Dave Britton is the CEO of ProdRocket, a startup studio, and the founder of BookMigo, a social eBooks app.
He’s spent his career launching and scaling products in FinTech (Enova, FlyWire), marketplaces (AutoTrader.ca, 3D Printer Hub), and SaaS solutions (BoardOnTrack). At ProdRocket, Dave helps founders validate, build, and grow their startups.
Q: What would you like to see your team accomplish in 2020?
We’ve been fortunate to collaborate with many inspiring founders this year. These startups are truly cutting-edge (Motivity, Link-able, TuneKey) and are innovating in their niches. Our goal is to help them achieve $1mm+ in revenue and reach a point of scalability. Their success is our success.
Q: Who is your role model or hero?
Napoleon Bonaparte. Not because he was a small, stubborn dictator. But because he was an entrepreneur and innovator in the clearest sold. He was bold (never accepted defeat, kept returning), visionary (created the Civil Code, basis of modern laws), and ran the French Republic as a meritocracy. Will-power, vision, and results – that’s what makes a successful entrepreneur.
Q: What is your favorite book?
Autobiography of Benjamin Franklin. Franklin shows that life is to be enjoyed, drunken to the fullest. Explore your passions, always be learning, and stay humble. To be wise is to laugh at oneself.
Q: Do you use any specific method or system to run daily operations?
Our team is fully remote – California, China, Russia. Flexibility is the name of the game. We focus on optimizing our work patterns while respecting and adapting to others’. The key is managing energy and attention to develop and leverage your craft.
Q: Why did you choose your present industry at this time?
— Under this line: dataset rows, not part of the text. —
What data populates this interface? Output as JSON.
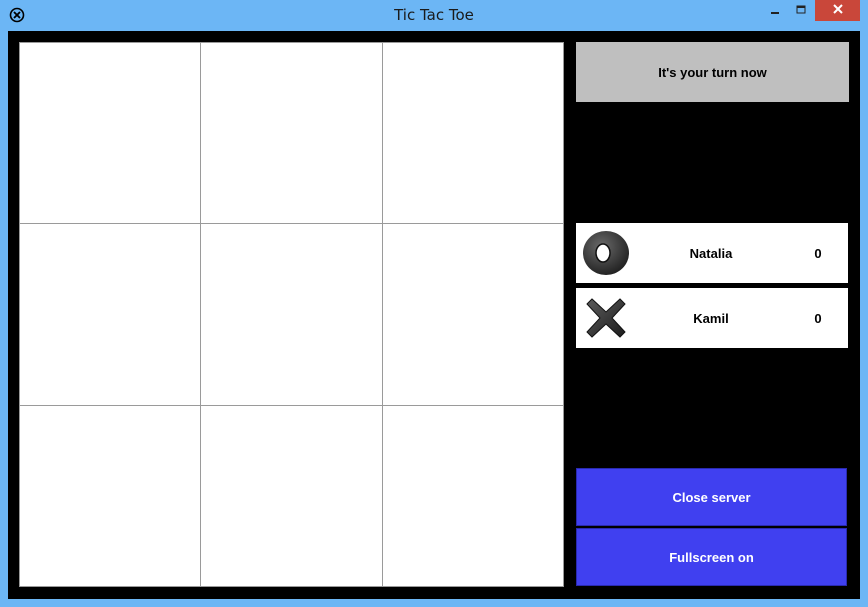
{
  "window": {
    "title": "Tic Tac Toe",
    "icons": {
      "app": "close-circle-icon",
      "minimize": "minimize-icon",
      "maximize": "maximize-icon",
      "close": "close-icon"
    }
  },
  "board": {
    "cells": [
      "",
      "",
      "",
      "",
      "",
      "",
      "",
      "",
      ""
    ]
  },
  "status": {
    "turn_text": "It's your turn now"
  },
  "players": [
    {
      "name": "Natalia",
      "score": "0",
      "symbol": "o-piece-icon"
    },
    {
      "name": "Kamil",
      "score": "0",
      "symbol": "x-piece-icon"
    }
  ],
  "actions": {
    "close_server_label": "Close server",
    "fullscreen_label": "Fullscreen on"
  },
  "colors": {
    "titlebar": "#6cb6f5",
    "close_button": "#c9473a",
    "background": "#000000",
    "turn_banner": "#bfbfbf",
    "action_button": "#4040f0"
  }
}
Startups are an interesting beast. There is some crazy and magical about going from nothing (a hazy idea) into something (producing value in the world). The bridge from idea to traction is a fun ride and endlessly enlightening. In my career, I got tired of large bureaucracies, with diminishing returns in value and learning. The startup experience keeps you on edge, fresh, and alive to possibility.
Q: What is the best/worst moment you can remember in your career?
The best moment was realizing, not sure when, that I loved to understand customers’ needs and to create a product of value. The worst moment was realizing that my boss and I (we had been close) had become antagonists – and knowing that my attitude was equal (if not more) to blame for it.
Q: Looking back – if you could advise a younger version of yourself to do something different – what would it be?
Own your weaknesses as much as your strengths.